Web page and app entries:
• • •
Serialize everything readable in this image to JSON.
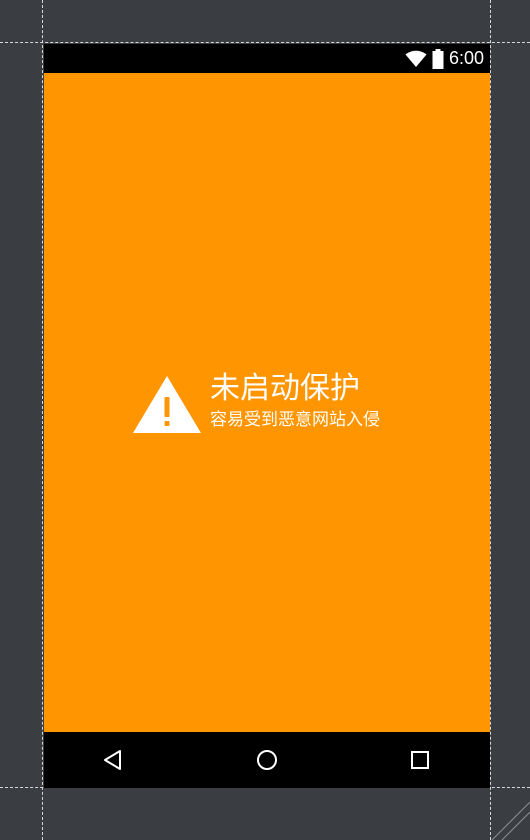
{
  "status_bar": {
    "time": "6:00",
    "icons": [
      "wifi-icon",
      "battery-icon"
    ]
  },
  "warning": {
    "icon": "warning-triangle-icon",
    "title": "未启动保护",
    "subtitle": "容易受到恶意网站入侵"
  },
  "nav_bar": {
    "buttons": [
      "back-icon",
      "home-icon",
      "recents-icon"
    ]
  },
  "colors": {
    "background": "#ff9500",
    "text": "#ffffff",
    "bars": "#000000",
    "frame": "#3a3d41"
  }
}
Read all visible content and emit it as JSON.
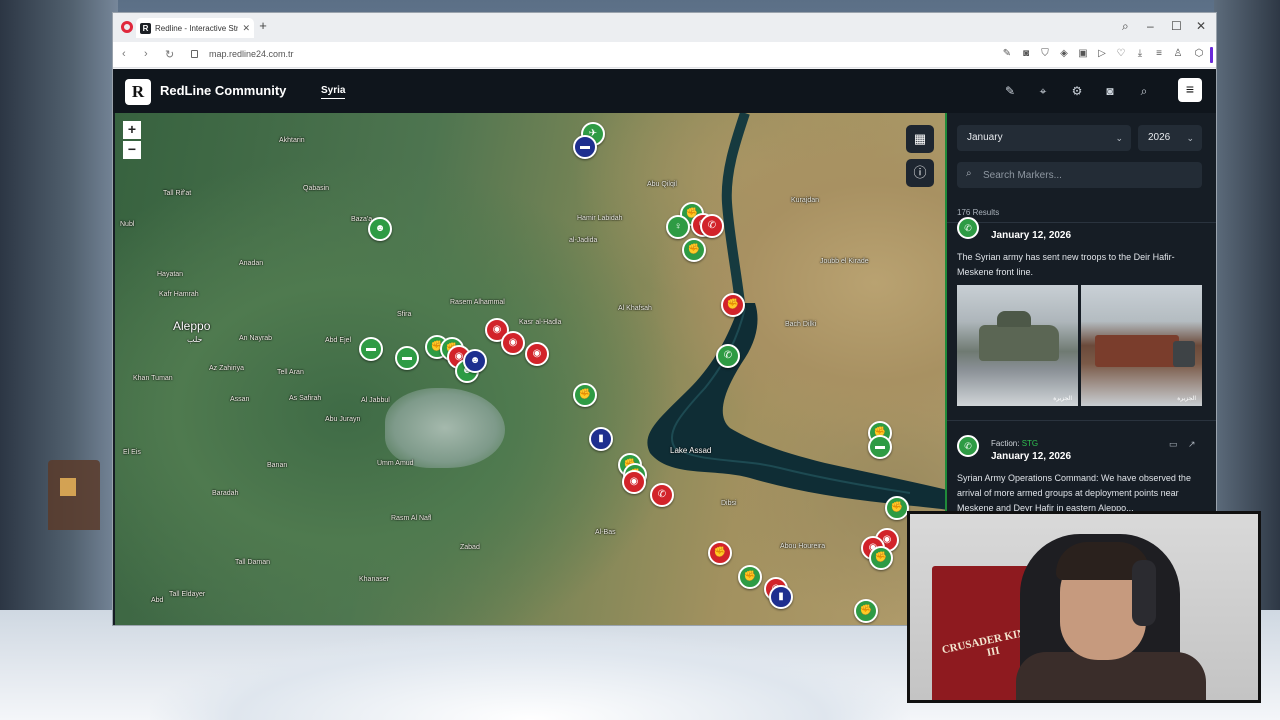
{
  "browser": {
    "tab_title": "Redline - Interactive Strat",
    "url": "map.redline24.com.tr"
  },
  "site": {
    "brand_initial": "R",
    "brand_name": "RedLine Community",
    "nav_tab": "Syria"
  },
  "map": {
    "zoom_in": "+",
    "zoom_out": "−",
    "labels": {
      "aleppo": "Aleppo",
      "aleppo_ar": "حلب",
      "lake_assad": "Lake Assad",
      "akhtarin": "Akhtarin",
      "tall_rifat": "Tall Rif'at",
      "qabasin": "Qabasin",
      "baza": "Baza'a",
      "abu_qilqil": "Abu Qilqil",
      "hamir_labidah": "Hamir Labidah",
      "al_jadida": "al-Jadida",
      "kurajdan": "Kurajdan",
      "joubb_el_kirade": "Joubb el Kirade",
      "bach_dilki": "Bach Dilki",
      "rasem_alhammal": "Rasem Alhammal",
      "kasr_al_hadla": "Kasr al-Hadla",
      "al_khafsah": "Al Khafsah",
      "al_jabbul": "Al Jabbul",
      "abu_jurayn": "Abu Jurayn",
      "umm_amud": "Umm Amud",
      "banan": "Banan",
      "baradah": "Baradah",
      "rasm_al_nafl": "Rasm Al Nafl",
      "zabad": "Zabad",
      "khanaser": "Khanaser",
      "tall_eldayer": "Tall Eldayer",
      "al_bas": "Al-Bas",
      "dibsi": "Dibsi",
      "abou_houreira": "Abou Houreira",
      "as_safirah": "As Safirah",
      "tall_daman": "Tall Daman",
      "az_zahiriya": "Az Zahiriya",
      "khan_turan": "Khan Tuman",
      "hayatan": "Hayatan",
      "kafr_hamrah": "Kafr Hamrah",
      "an_nayrab": "An Nayrab",
      "assan": "Assan",
      "el_eis": "El Eis",
      "nubl": "Nubl",
      "anadan": "Anadan",
      "aabd": "Abd",
      "tell_aran": "Tell Aran",
      "sfira": "Sfira",
      "abd_ejel": "Abd Ejel"
    }
  },
  "panel": {
    "month": "January",
    "year": "2026",
    "search_placeholder": "Search Markers...",
    "results": "176 Results",
    "card1": {
      "date": "January 12, 2026",
      "text": "The Syrian army has sent new troops to the Deir Hafir-Meskene front line.",
      "watermark": "الجزيرة"
    },
    "card2": {
      "faction_label": "Faction:",
      "faction_value": "STG",
      "date": "January 12, 2026",
      "text": "Syrian Army Operations Command: We have observed the arrival of more armed groups at deployment points near Meskene and Deyr Hafir in eastern Aleppo..."
    }
  },
  "webcam": {
    "banner_text": "CRUSADER KINGS III"
  },
  "colors": {
    "faction_green": "#2e9b44",
    "faction_red": "#d2232a",
    "faction_blue": "#1e2f8f",
    "brand_purple": "#6a29d8"
  }
}
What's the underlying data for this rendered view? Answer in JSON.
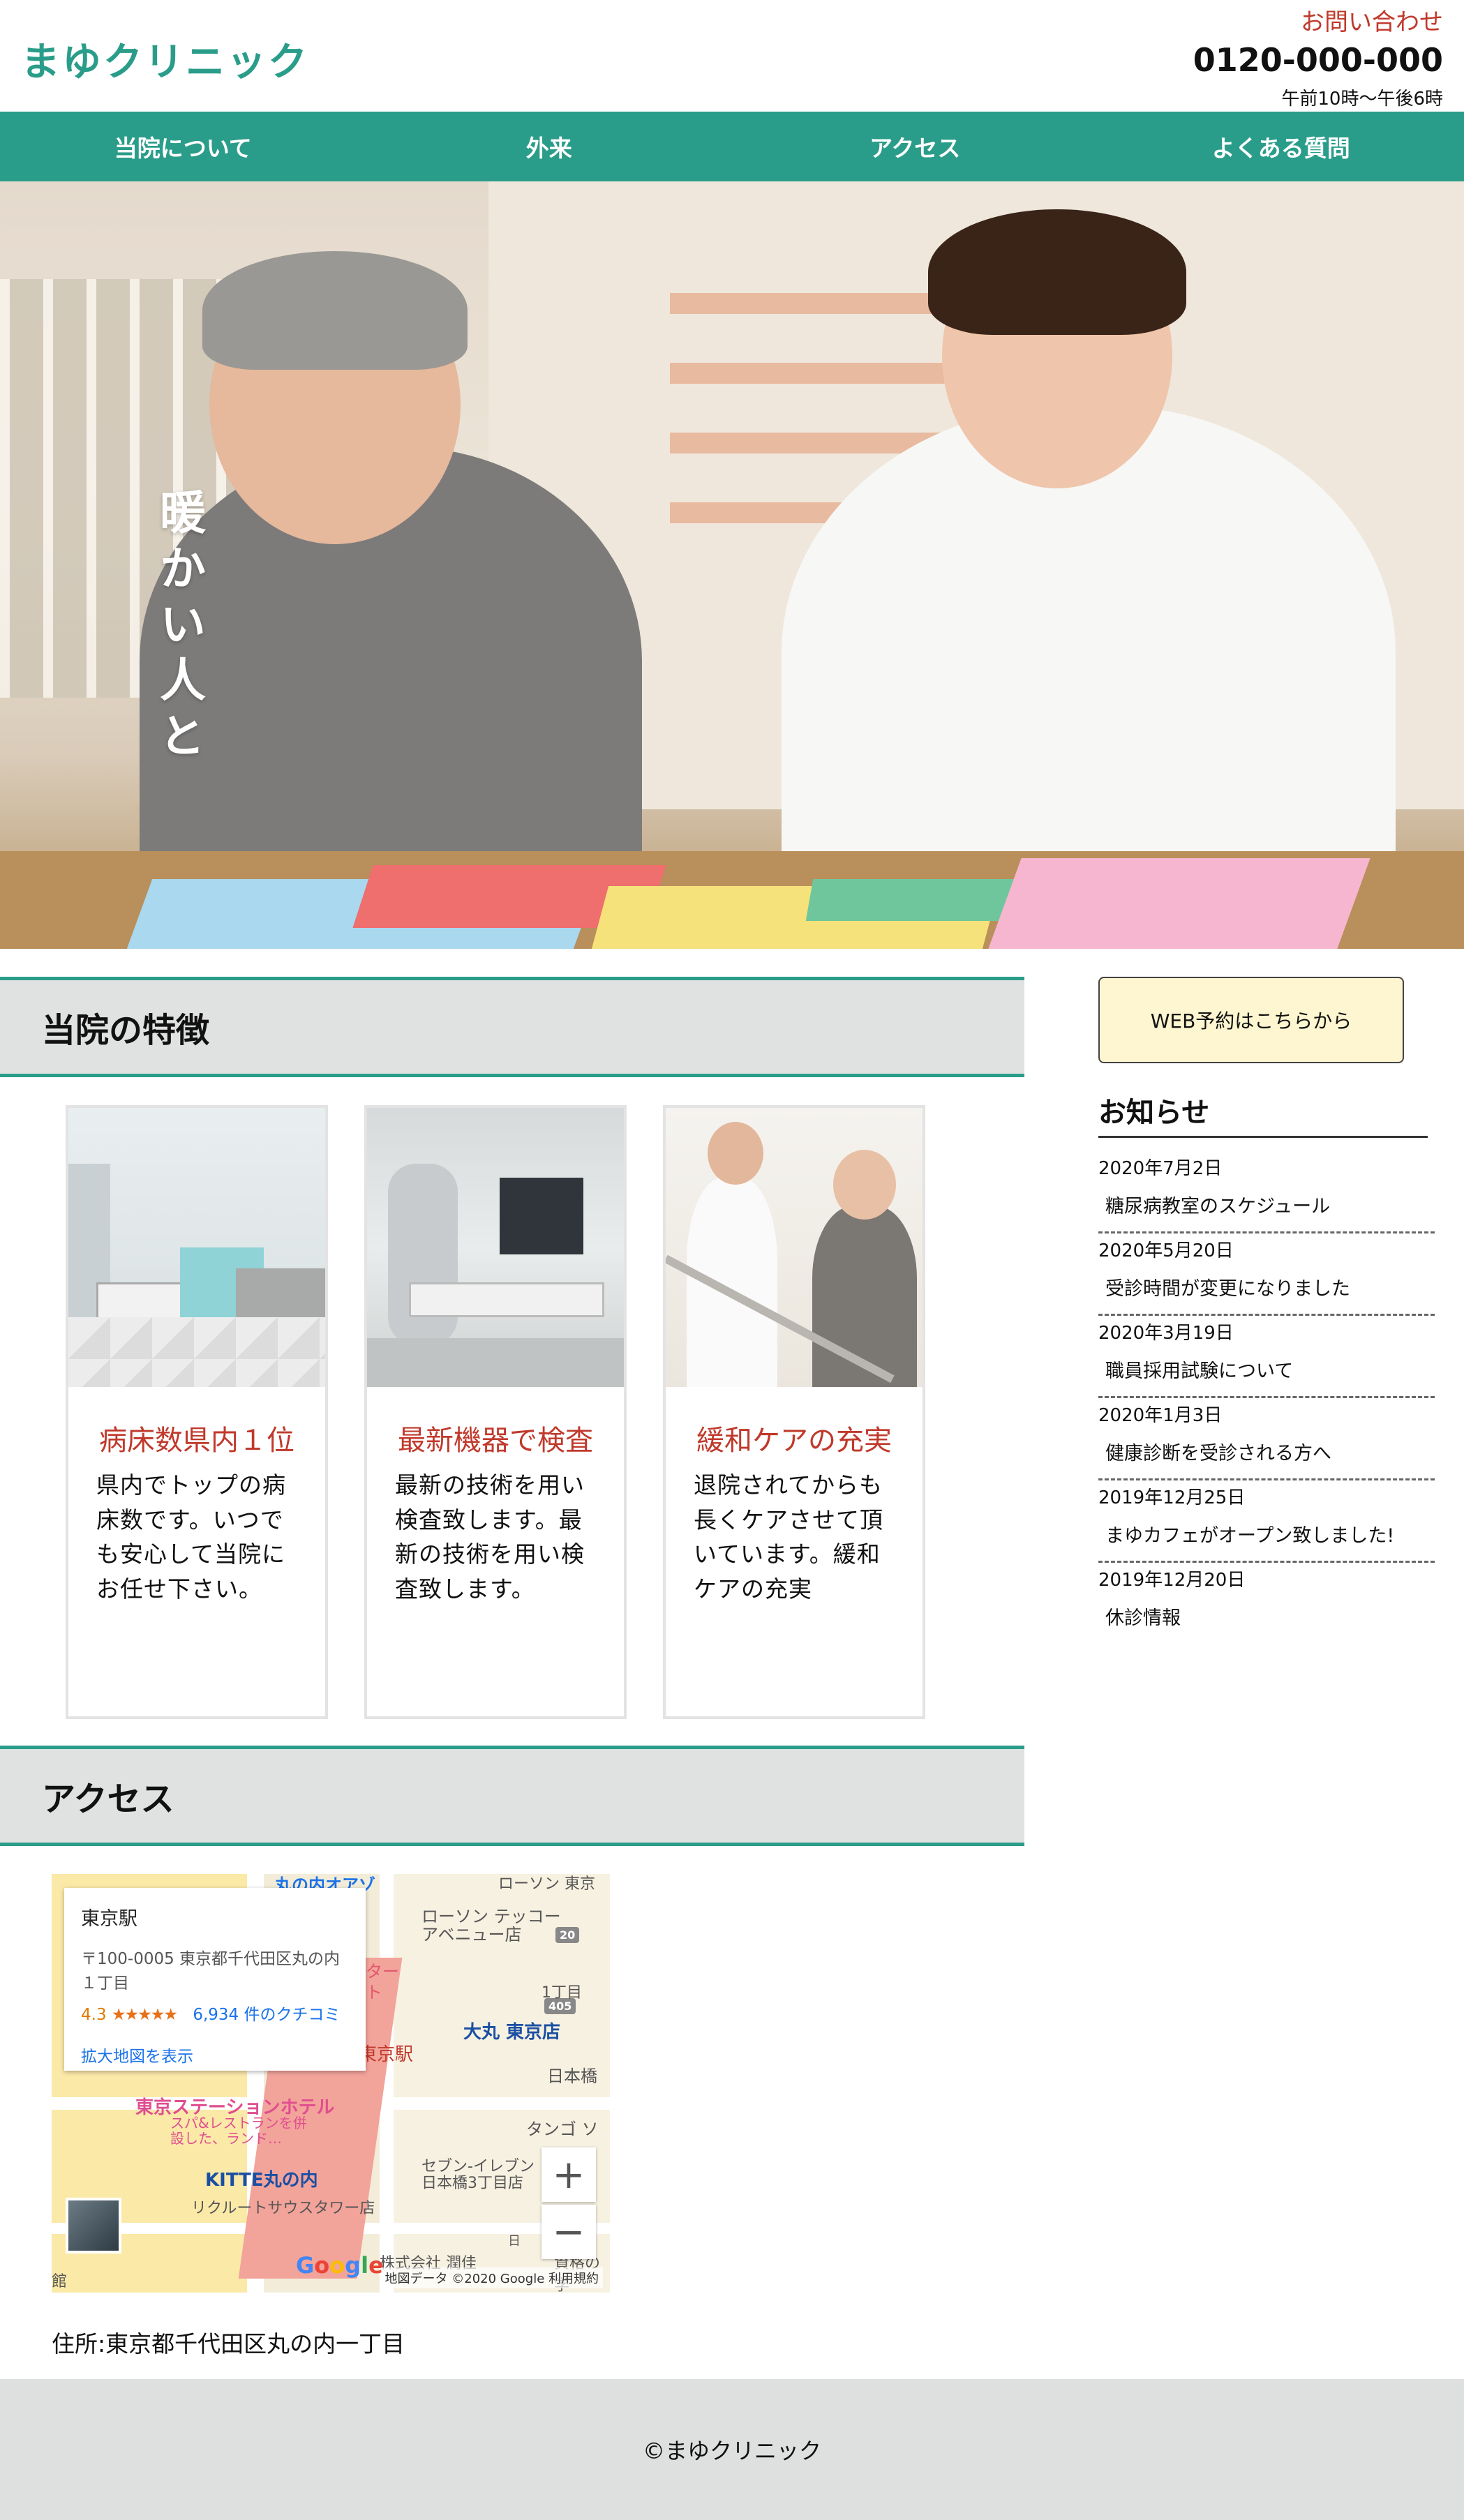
{
  "header": {
    "logo": "まゆクリニック",
    "contact_link": "お問い合わせ",
    "phone": "0120-000-000",
    "hours": "午前10時〜午後6時"
  },
  "nav": {
    "items": [
      "当院について",
      "外来",
      "アクセス",
      "よくある質問"
    ]
  },
  "hero": {
    "tagline": "暖かい人と"
  },
  "features": {
    "title": "当院の特徴",
    "cards": [
      {
        "title": "病床数県内１位",
        "body": "県内でトップの病床数です。いつでも安心して当院にお任せ下さい。"
      },
      {
        "title": "最新機器で検査",
        "body": "最新の技術を用い検査致します。最新の技術を用い検査致します。"
      },
      {
        "title": "緩和ケアの充実",
        "body": "退院されてからも長くケアさせて頂いています。緩和ケアの充実"
      }
    ]
  },
  "sidebar": {
    "web_button": "WEB予約はこちらから",
    "news_title": "お知らせ",
    "news": [
      {
        "date": "2020年7月2日",
        "text": "糖尿病教室のスケジュール"
      },
      {
        "date": "2020年5月20日",
        "text": "受診時間が変更になりました"
      },
      {
        "date": "2020年3月19日",
        "text": "職員採用試験について"
      },
      {
        "date": "2020年1月3日",
        "text": "健康診断を受診される方へ"
      },
      {
        "date": "2019年12月25日",
        "text": "まゆカフェがオープン致しました!"
      },
      {
        "date": "2019年12月20日",
        "text": "休診情報"
      }
    ]
  },
  "access": {
    "title": "アクセス",
    "map": {
      "place_name": "東京駅",
      "address": "〒100-0005 東京都千代田区丸の内１丁目",
      "rating": "4.3",
      "stars": "★★★★★",
      "reviews": "6,934 件のクチコミ",
      "larger_map": "拡大地図を表示",
      "zoom_in": "+",
      "zoom_out": "−",
      "labels": {
        "daimaru": "大丸 東京店",
        "hotel": "東京ステーションホテル",
        "kitte": "KITTE丸の内",
        "lawson": "ローソン テッコー アベニュー店",
        "seven": "セブン-イレブン 日本橋3丁目店",
        "nihonbashi": "日本橋",
        "recruit": "リクルートサウスタワー店",
        "tokyo_station": "東京駅",
        "chome": "1丁目",
        "tango": "タンゴ ソ",
        "marunouchi": "丸の内オアゾ",
        "tokyo_tower_label": "ローソン 東京",
        "route": "405",
        "route2": "20",
        "hotel_sub": "スパ&レストランを併設した、ランド…",
        "kabushiki": "株式会社 潤佳",
        "shiryo": "資格の学",
        "kan": "館",
        "mirai": "ター",
        "to": "ト",
        "nichi": "日"
      },
      "google": "Google",
      "map_footer": "地図データ ©2020 Google  利用規約"
    },
    "address": "住所:東京都千代田区丸の内一丁目"
  },
  "footer": {
    "copyright": "©まゆクリニック"
  },
  "colors": {
    "accent": "#2a9d8a",
    "card_title": "#c0392b",
    "contact": "#c0392b",
    "button_bg": "#fdf6d0",
    "section_bg": "#dfe2e1",
    "footer_bg": "#dde0df"
  }
}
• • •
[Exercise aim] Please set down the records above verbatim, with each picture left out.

[Answer for this exercise]
Serialize everything readable in this image to JSON.
{
  "status_bar": {
    "time": "6:00",
    "icons": [
      "wifi-icon",
      "battery-icon"
    ]
  },
  "warning": {
    "icon": "warning-triangle-icon",
    "title": "未启动保护",
    "subtitle": "容易受到恶意网站入侵"
  },
  "nav_bar": {
    "buttons": [
      "back-icon",
      "home-icon",
      "recents-icon"
    ]
  },
  "colors": {
    "background": "#ff9500",
    "text": "#ffffff",
    "bars": "#000000",
    "frame": "#3a3d41"
  }
}
Read all visible content and emit it as JSON.
{
  "browser": {
    "tab_title": "Redline - Interactive Strat",
    "url": "map.redline24.com.tr"
  },
  "site": {
    "brand_initial": "R",
    "brand_name": "RedLine Community",
    "nav_tab": "Syria"
  },
  "map": {
    "zoom_in": "+",
    "zoom_out": "−",
    "labels": {
      "aleppo": "Aleppo",
      "aleppo_ar": "حلب",
      "lake_assad": "Lake Assad",
      "akhtarin": "Akhtarin",
      "tall_rifat": "Tall Rif'at",
      "qabasin": "Qabasin",
      "baza": "Baza'a",
      "abu_qilqil": "Abu Qilqil",
      "hamir_labidah": "Hamir Labidah",
      "al_jadida": "al-Jadida",
      "kurajdan": "Kurajdan",
      "joubb_el_kirade": "Joubb el Kirade",
      "bach_dilki": "Bach Dilki",
      "rasem_alhammal": "Rasem Alhammal",
      "kasr_al_hadla": "Kasr al-Hadla",
      "al_khafsah": "Al Khafsah",
      "al_jabbul": "Al Jabbul",
      "abu_jurayn": "Abu Jurayn",
      "umm_amud": "Umm Amud",
      "banan": "Banan",
      "baradah": "Baradah",
      "rasm_al_nafl": "Rasm Al Nafl",
      "zabad": "Zabad",
      "khanaser": "Khanaser",
      "tall_eldayer": "Tall Eldayer",
      "al_bas": "Al-Bas",
      "dibsi": "Dibsi",
      "abou_houreira": "Abou Houreira",
      "as_safirah": "As Safirah",
      "tall_daman": "Tall Daman",
      "az_zahiriya": "Az Zahiriya",
      "khan_turan": "Khan Tuman",
      "hayatan": "Hayatan",
      "kafr_hamrah": "Kafr Hamrah",
      "an_nayrab": "An Nayrab",
      "assan": "Assan",
      "el_eis": "El Eis",
      "nubl": "Nubl",
      "anadan": "Anadan",
      "aabd": "Abd",
      "tell_aran": "Tell Aran",
      "sfira": "Sfira",
      "abd_ejel": "Abd Ejel"
    }
  },
  "panel": {
    "month": "January",
    "year": "2026",
    "search_placeholder": "Search Markers...",
    "results": "176 Results",
    "card1": {
      "date": "January 12, 2026",
      "text": "The Syrian army has sent new troops to the Deir Hafir-Meskene front line.",
      "watermark": "الجزيرة"
    },
    "card2": {
      "faction_label": "Faction:",
      "faction_value": "STG",
      "date": "January 12, 2026",
      "text": "Syrian Army Operations Command: We have observed the arrival of more armed groups at deployment points near Meskene and Deyr Hafir in eastern Aleppo..."
    }
  },
  "webcam": {
    "banner_text": "CRUSADER KINGS III"
  },
  "colors": {
    "faction_green": "#2e9b44",
    "faction_red": "#d2232a",
    "faction_blue": "#1e2f8f",
    "brand_purple": "#6a29d8"
  }
}
What's the underlying data for this rendered view? Answer in JSON.
{
  "header": {
    "logo": "まゆクリニック",
    "contact_link": "お問い合わせ",
    "phone": "0120-000-000",
    "hours": "午前10時〜午後6時"
  },
  "nav": {
    "items": [
      "当院について",
      "外来",
      "アクセス",
      "よくある質問"
    ]
  },
  "hero": {
    "tagline": "暖かい人と"
  },
  "features": {
    "title": "当院の特徴",
    "cards": [
      {
        "title": "病床数県内１位",
        "body": "県内でトップの病床数です。いつでも安心して当院にお任せ下さい。"
      },
      {
        "title": "最新機器で検査",
        "body": "最新の技術を用い検査致します。最新の技術を用い検査致します。"
      },
      {
        "title": "緩和ケアの充実",
        "body": "退院されてからも長くケアさせて頂いています。緩和ケアの充実"
      }
    ]
  },
  "sidebar": {
    "web_button": "WEB予約はこちらから",
    "news_title": "お知らせ",
    "news": [
      {
        "date": "2020年7月2日",
        "text": "糖尿病教室のスケジュール"
      },
      {
        "date": "2020年5月20日",
        "text": "受診時間が変更になりました"
      },
      {
        "date": "2020年3月19日",
        "text": "職員採用試験について"
      },
      {
        "date": "2020年1月3日",
        "text": "健康診断を受診される方へ"
      },
      {
        "date": "2019年12月25日",
        "text": "まゆカフェがオープン致しました!"
      },
      {
        "date": "2019年12月20日",
        "text": "休診情報"
      }
    ]
  },
  "access": {
    "title": "アクセス",
    "map": {
      "place_name": "東京駅",
      "address": "〒100-0005 東京都千代田区丸の内１丁目",
      "rating": "4.3",
      "stars": "★★★★★",
      "reviews": "6,934 件のクチコミ",
      "larger_map": "拡大地図を表示",
      "zoom_in": "+",
      "zoom_out": "−",
      "labels": {
        "daimaru": "大丸 東京店",
        "hotel": "東京ステーションホテル",
        "kitte": "KITTE丸の内",
        "lawson": "ローソン テッコー アベニュー店",
        "seven": "セブン-イレブン 日本橋3丁目店",
        "nihonbashi": "日本橋",
        "recruit": "リクルートサウスタワー店",
        "tokyo_station": "東京駅",
        "chome": "1丁目",
        "tango": "タンゴ ソ",
        "marunouchi": "丸の内オアゾ",
        "tokyo_tower_label": "ローソン 東京",
        "route": "405",
        "route2": "20",
        "hotel_sub": "スパ&レストランを併設した、ランド…",
        "kabushiki": "株式会社 潤佳",
        "shiryo": "資格の学",
        "kan": "館",
        "mirai": "ター",
        "to": "ト",
        "nichi": "日"
      },
      "google": "Google",
      "map_footer": "地図データ ©2020 Google  利用規約"
    },
    "address": "住所:東京都千代田区丸の内一丁目"
  },
  "footer": {
    "copyright": "©まゆクリニック"
  },
  "colors": {
    "accent": "#2a9d8a",
    "card_title": "#c0392b",
    "contact": "#c0392b",
    "button_bg": "#fdf6d0",
    "section_bg": "#dfe2e1",
    "footer_bg": "#dde0df"
  }
}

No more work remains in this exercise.